An exact copy of all entries is required.

────────

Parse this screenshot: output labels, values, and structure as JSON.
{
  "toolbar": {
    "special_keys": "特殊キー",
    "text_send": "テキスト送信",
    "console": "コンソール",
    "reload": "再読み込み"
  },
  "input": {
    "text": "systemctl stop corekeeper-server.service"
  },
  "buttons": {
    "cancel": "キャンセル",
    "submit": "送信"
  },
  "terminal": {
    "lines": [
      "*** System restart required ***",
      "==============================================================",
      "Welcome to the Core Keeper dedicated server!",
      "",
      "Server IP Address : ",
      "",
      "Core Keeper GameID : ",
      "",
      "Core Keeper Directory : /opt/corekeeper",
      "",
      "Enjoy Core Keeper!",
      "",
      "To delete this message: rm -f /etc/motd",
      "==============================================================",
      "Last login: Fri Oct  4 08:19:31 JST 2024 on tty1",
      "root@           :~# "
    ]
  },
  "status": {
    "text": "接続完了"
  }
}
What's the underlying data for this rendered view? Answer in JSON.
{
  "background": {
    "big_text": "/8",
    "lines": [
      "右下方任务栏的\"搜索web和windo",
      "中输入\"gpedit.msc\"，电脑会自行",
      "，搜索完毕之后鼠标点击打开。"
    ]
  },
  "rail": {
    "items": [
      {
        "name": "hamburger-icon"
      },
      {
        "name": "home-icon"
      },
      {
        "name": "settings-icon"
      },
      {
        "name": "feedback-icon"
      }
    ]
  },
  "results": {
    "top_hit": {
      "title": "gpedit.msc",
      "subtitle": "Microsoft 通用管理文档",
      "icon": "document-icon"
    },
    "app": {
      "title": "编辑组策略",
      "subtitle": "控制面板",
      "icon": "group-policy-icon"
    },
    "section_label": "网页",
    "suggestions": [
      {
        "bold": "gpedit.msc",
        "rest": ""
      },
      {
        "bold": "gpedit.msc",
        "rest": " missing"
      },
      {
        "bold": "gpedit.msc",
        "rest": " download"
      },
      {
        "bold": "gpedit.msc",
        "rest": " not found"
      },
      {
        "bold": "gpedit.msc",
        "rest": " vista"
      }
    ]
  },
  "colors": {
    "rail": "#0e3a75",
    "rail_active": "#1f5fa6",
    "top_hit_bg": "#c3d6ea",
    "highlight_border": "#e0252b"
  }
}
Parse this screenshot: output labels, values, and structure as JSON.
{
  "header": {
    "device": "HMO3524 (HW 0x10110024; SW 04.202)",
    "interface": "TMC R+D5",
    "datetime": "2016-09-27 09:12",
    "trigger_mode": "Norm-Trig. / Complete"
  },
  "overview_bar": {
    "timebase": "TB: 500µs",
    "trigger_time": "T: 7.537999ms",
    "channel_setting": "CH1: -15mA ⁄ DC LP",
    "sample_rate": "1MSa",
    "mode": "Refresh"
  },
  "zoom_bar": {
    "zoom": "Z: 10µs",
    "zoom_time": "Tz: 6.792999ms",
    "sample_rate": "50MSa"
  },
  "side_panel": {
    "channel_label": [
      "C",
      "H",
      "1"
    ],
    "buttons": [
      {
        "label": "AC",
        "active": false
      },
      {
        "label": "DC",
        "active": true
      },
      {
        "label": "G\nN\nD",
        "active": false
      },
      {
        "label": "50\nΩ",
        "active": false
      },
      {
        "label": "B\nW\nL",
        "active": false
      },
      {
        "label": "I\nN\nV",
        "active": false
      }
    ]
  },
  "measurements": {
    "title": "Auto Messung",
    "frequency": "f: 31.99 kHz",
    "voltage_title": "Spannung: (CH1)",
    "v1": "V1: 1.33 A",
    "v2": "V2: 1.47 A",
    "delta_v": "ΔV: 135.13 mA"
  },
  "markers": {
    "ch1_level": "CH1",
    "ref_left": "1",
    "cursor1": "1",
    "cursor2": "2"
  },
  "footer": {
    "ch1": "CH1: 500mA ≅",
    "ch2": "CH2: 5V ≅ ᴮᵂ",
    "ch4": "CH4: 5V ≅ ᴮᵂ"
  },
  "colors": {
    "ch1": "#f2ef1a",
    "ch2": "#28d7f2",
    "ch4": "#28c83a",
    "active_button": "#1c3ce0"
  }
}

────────

* _YOUR SOLUTION_:
Parse this screenshot: output labels, values, and structure as JSON.
{
  "toolbar": {
    "special_keys": "特殊キー",
    "text_send": "テキスト送信",
    "console": "コンソール",
    "reload": "再読み込み"
  },
  "input": {
    "text": "systemctl stop corekeeper-server.service"
  },
  "buttons": {
    "cancel": "キャンセル",
    "submit": "送信"
  },
  "terminal": {
    "lines": [
      "*** System restart required ***",
      "==============================================================",
      "Welcome to the Core Keeper dedicated server!",
      "",
      "Server IP Address : ",
      "",
      "Core Keeper GameID : ",
      "",
      "Core Keeper Directory : /opt/corekeeper",
      "",
      "Enjoy Core Keeper!",
      "",
      "To delete this message: rm -f /etc/motd",
      "==============================================================",
      "Last login: Fri Oct  4 08:19:31 JST 2024 on tty1",
      "root@           :~# "
    ]
  },
  "status": {
    "text": "接続完了"
  }
}
What's the underlying data for this rendered view? Answer in JSON.
{
  "background": {
    "big_text": "/8",
    "lines": [
      "右下方任务栏的\"搜索web和windo",
      "中输入\"gpedit.msc\"，电脑会自行",
      "，搜索完毕之后鼠标点击打开。"
    ]
  },
  "rail": {
    "items": [
      {
        "name": "hamburger-icon"
      },
      {
        "name": "home-icon"
      },
      {
        "name": "settings-icon"
      },
      {
        "name": "feedback-icon"
      }
    ]
  },
  "results": {
    "top_hit": {
      "title": "gpedit.msc",
      "subtitle": "Microsoft 通用管理文档",
      "icon": "document-icon"
    },
    "app": {
      "title": "编辑组策略",
      "subtitle": "控制面板",
      "icon": "group-policy-icon"
    },
    "section_label": "网页",
    "suggestions": [
      {
        "bold": "gpedit.msc",
        "rest": ""
      },
      {
        "bold": "gpedit.msc",
        "rest": " missing"
      },
      {
        "bold": "gpedit.msc",
        "rest": " download"
      },
      {
        "bold": "gpedit.msc",
        "rest": " not found"
      },
      {
        "bold": "gpedit.msc",
        "rest": " vista"
      }
    ]
  },
  "colors": {
    "rail": "#0e3a75",
    "rail_active": "#1f5fa6",
    "top_hit_bg": "#c3d6ea",
    "highlight_border": "#e0252b"
  }
}
Parse this screenshot: output labels, values, and structure as JSON.
{
  "header": {
    "device": "HMO3524 (HW 0x10110024; SW 04.202)",
    "interface": "TMC R+D5",
    "datetime": "2016-09-27 09:12",
    "trigger_mode": "Norm-Trig. / Complete"
  },
  "overview_bar": {
    "timebase": "TB: 500µs",
    "trigger_time": "T: 7.537999ms",
    "channel_setting": "CH1: -15mA ⁄ DC LP",
    "sample_rate": "1MSa",
    "mode": "Refresh"
  },
  "zoom_bar": {
    "zoom": "Z: 10µs",
    "zoom_time": "Tz: 6.792999ms",
    "sample_rate": "50MSa"
  },
  "side_panel": {
    "channel_label": [
      "C",
      "H",
      "1"
    ],
    "buttons": [
      {
        "label": "AC",
        "active": false
      },
      {
        "label": "DC",
        "active": true
      },
      {
        "label": "G\nN\nD",
        "active": false
      },
      {
        "label": "50\nΩ",
        "active": false
      },
      {
        "label": "B\nW\nL",
        "active": false
      },
      {
        "label": "I\nN\nV",
        "active": false
      }
    ]
  },
  "measurements": {
    "title": "Auto Messung",
    "frequency": "f: 31.99 kHz",
    "voltage_title": "Spannung: (CH1)",
    "v1": "V1: 1.33 A",
    "v2": "V2: 1.47 A",
    "delta_v": "ΔV: 135.13 mA"
  },
  "markers": {
    "ch1_level": "CH1",
    "ref_left": "1",
    "cursor1": "1",
    "cursor2": "2"
  },
  "footer": {
    "ch1": "CH1: 500mA ≅",
    "ch2": "CH2: 5V ≅ ᴮᵂ",
    "ch4": "CH4: 5V ≅ ᴮᵂ"
  },
  "colors": {
    "ch1": "#f2ef1a",
    "ch2": "#28d7f2",
    "ch4": "#28c83a",
    "active_button": "#1c3ce0"
  }
}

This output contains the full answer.